**Exercise inputs**
▬▬▬
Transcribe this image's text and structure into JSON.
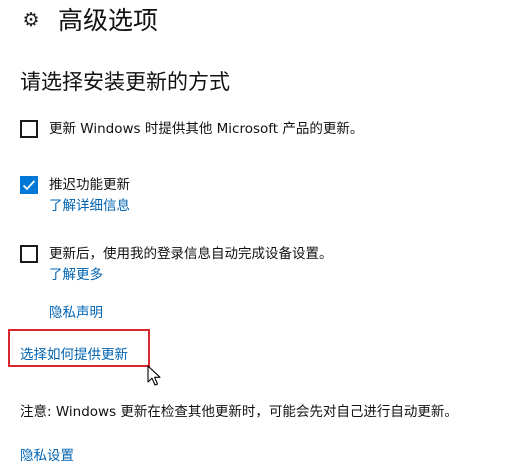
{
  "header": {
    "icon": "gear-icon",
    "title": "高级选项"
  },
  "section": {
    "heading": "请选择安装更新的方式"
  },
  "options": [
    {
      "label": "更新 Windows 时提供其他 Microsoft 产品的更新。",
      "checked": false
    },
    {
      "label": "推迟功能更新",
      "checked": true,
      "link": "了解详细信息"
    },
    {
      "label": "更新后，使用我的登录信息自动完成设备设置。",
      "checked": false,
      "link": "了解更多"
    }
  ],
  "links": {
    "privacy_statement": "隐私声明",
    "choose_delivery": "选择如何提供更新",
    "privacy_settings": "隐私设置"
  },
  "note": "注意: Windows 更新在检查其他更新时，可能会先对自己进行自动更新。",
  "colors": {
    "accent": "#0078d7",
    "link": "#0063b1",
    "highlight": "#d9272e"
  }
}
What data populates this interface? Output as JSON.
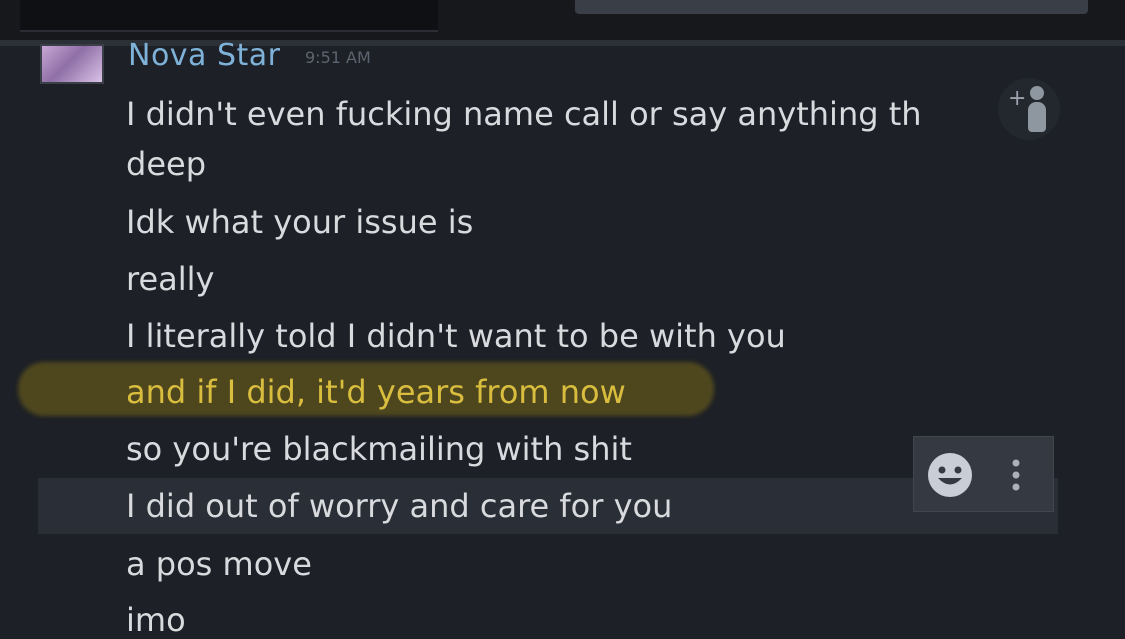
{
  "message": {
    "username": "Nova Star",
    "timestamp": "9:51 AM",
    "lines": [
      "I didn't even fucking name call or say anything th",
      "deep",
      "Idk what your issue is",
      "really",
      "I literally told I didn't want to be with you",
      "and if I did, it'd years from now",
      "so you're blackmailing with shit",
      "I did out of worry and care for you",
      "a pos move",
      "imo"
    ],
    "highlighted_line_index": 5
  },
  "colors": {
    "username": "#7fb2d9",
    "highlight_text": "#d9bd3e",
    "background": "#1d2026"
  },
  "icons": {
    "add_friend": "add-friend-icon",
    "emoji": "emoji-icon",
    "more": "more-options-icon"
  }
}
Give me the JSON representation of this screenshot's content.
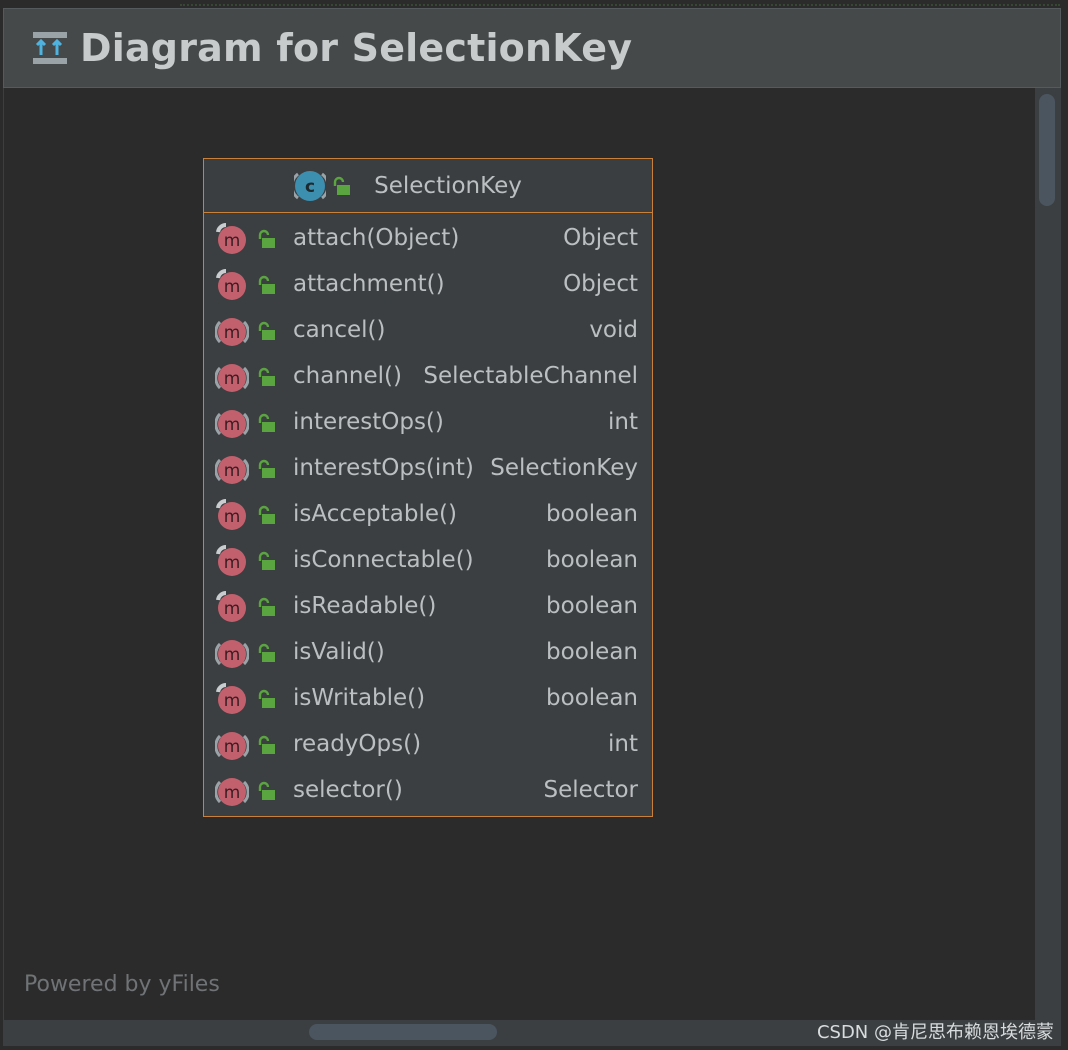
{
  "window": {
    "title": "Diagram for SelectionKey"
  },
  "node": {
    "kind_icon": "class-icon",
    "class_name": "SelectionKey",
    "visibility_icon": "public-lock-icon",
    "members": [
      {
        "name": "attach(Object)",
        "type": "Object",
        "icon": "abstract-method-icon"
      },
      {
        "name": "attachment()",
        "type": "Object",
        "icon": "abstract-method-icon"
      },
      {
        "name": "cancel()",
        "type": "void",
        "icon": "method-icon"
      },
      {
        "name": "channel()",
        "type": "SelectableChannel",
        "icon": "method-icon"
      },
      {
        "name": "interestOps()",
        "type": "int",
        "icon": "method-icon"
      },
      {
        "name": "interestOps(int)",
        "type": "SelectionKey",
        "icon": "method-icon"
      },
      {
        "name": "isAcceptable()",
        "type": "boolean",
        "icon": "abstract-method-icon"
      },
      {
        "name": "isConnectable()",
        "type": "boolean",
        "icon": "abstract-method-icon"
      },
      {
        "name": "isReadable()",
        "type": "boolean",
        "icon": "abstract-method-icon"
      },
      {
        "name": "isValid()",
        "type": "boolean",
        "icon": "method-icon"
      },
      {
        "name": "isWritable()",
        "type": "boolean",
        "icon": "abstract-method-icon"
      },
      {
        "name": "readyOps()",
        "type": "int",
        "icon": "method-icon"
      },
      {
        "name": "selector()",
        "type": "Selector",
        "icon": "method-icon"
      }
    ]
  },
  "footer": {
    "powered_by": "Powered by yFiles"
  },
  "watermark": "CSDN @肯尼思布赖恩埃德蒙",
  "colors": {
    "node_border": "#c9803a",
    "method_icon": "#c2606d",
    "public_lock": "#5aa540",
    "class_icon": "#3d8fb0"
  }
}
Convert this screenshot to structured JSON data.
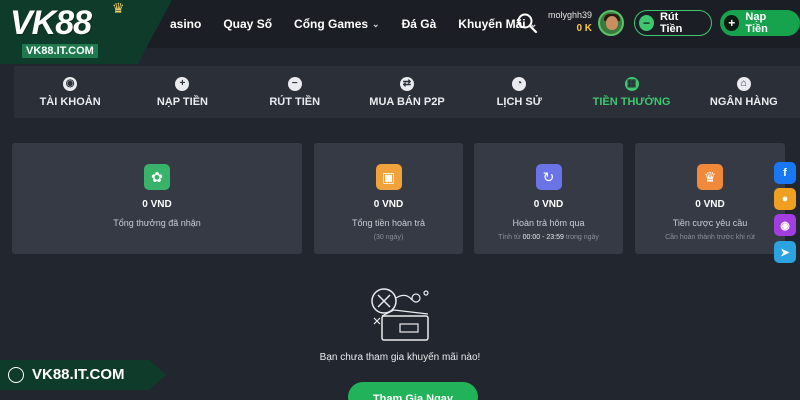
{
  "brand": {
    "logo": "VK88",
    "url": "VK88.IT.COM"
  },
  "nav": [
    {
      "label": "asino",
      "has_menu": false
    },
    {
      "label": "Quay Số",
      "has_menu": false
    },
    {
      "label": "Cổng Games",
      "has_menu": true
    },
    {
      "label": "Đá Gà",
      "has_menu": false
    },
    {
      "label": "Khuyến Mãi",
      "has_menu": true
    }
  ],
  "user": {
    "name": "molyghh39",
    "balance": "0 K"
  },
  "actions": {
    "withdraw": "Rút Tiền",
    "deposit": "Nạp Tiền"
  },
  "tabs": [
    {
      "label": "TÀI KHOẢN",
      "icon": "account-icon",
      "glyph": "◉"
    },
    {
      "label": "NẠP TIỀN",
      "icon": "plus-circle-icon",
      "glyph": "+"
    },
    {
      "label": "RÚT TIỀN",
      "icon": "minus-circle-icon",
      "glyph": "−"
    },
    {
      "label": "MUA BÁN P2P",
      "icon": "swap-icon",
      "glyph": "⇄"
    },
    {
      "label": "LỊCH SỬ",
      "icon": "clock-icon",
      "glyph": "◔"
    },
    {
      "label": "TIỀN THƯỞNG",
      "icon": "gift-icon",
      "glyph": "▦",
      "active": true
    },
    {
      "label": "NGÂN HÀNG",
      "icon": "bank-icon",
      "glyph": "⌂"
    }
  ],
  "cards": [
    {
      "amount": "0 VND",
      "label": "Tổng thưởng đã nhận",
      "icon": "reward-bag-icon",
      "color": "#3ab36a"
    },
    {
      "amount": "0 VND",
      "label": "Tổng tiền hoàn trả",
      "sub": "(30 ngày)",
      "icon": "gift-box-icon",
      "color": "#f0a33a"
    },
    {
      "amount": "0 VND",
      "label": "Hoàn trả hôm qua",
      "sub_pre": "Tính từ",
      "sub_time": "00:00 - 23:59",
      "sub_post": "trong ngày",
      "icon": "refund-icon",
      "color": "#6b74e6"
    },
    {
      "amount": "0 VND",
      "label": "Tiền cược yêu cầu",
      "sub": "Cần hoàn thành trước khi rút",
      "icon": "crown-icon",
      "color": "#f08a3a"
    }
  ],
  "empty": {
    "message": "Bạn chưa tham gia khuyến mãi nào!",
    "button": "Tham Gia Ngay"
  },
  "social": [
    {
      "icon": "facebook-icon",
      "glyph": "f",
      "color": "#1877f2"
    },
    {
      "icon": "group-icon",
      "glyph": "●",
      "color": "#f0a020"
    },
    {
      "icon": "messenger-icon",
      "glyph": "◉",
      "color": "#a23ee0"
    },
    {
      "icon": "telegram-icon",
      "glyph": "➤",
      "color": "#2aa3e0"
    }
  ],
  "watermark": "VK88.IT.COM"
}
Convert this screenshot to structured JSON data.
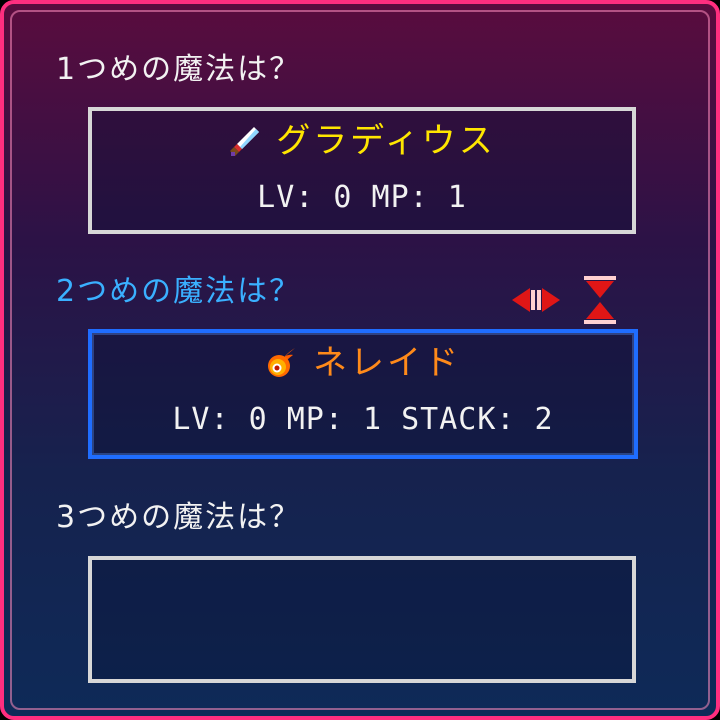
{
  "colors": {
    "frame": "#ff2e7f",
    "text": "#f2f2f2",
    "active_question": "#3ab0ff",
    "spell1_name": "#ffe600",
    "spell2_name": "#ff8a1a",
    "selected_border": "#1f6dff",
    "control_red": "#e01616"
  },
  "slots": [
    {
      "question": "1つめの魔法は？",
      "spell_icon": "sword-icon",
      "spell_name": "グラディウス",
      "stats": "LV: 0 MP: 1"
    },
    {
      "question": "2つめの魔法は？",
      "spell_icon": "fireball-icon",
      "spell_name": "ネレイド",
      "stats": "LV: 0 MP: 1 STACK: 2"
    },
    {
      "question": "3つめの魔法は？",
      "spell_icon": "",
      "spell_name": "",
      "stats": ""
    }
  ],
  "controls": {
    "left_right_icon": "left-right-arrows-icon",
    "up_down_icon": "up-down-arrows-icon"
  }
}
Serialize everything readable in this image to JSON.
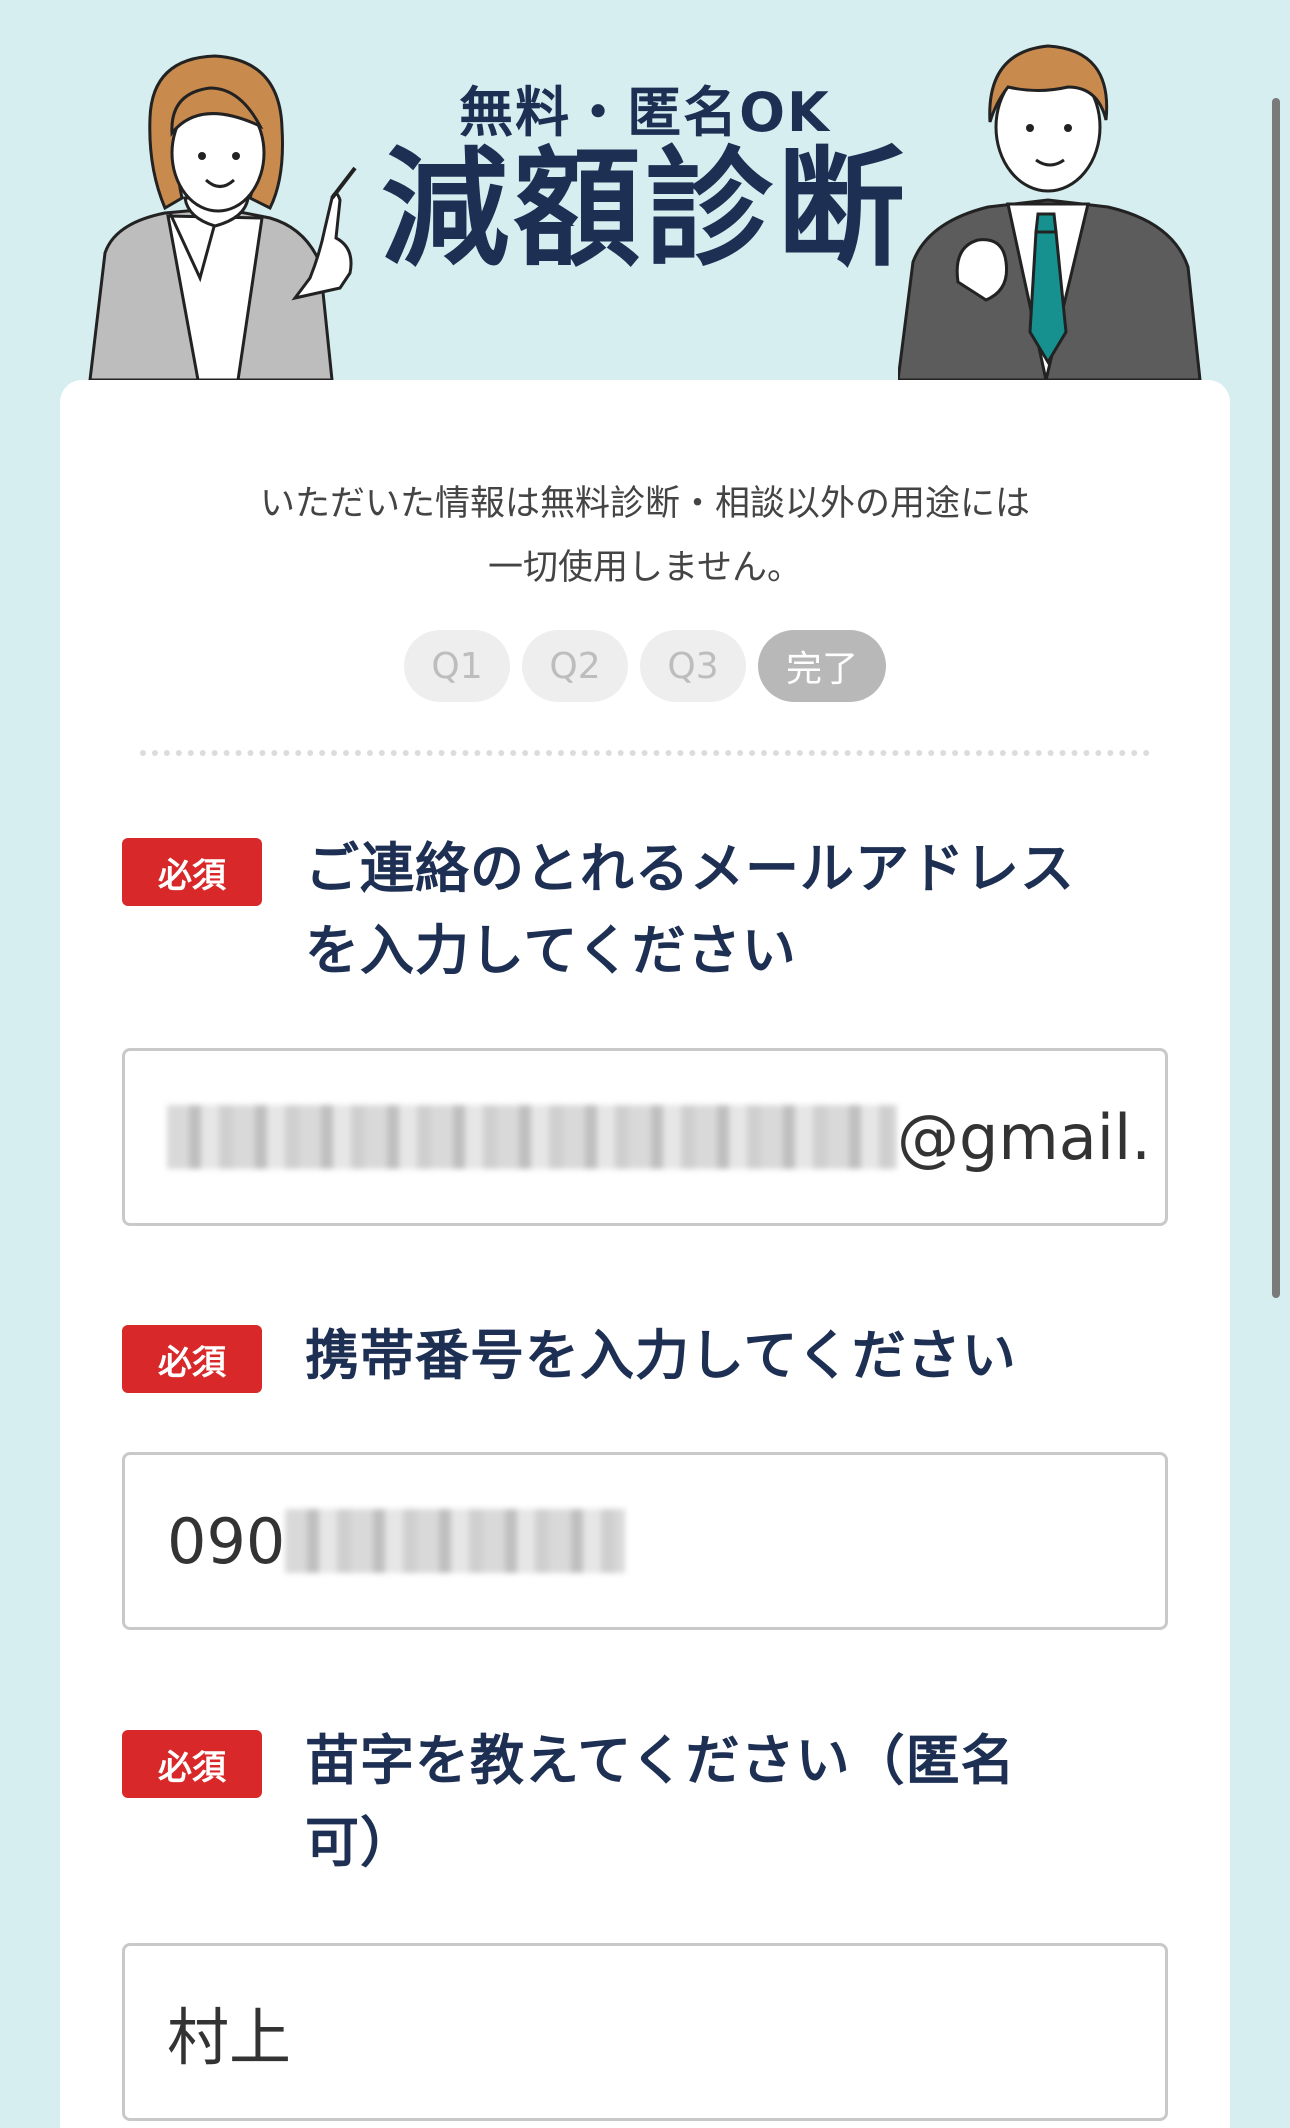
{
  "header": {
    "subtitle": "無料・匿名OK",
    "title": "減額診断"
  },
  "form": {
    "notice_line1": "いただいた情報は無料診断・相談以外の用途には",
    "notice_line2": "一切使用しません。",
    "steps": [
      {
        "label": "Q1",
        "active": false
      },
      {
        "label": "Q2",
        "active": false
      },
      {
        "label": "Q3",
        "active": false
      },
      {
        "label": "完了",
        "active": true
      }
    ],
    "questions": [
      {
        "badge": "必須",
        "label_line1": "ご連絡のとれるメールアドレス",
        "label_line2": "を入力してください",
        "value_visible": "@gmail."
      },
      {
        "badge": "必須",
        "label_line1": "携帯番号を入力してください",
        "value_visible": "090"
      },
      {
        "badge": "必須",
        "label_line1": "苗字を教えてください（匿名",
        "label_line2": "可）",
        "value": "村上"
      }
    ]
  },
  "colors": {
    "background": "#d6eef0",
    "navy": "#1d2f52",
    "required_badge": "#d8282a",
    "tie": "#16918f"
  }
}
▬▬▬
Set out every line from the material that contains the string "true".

**Exercise response**
      "checked": true,
      "has_menu": true
      "has_menu": true
      "active": true
        "active": true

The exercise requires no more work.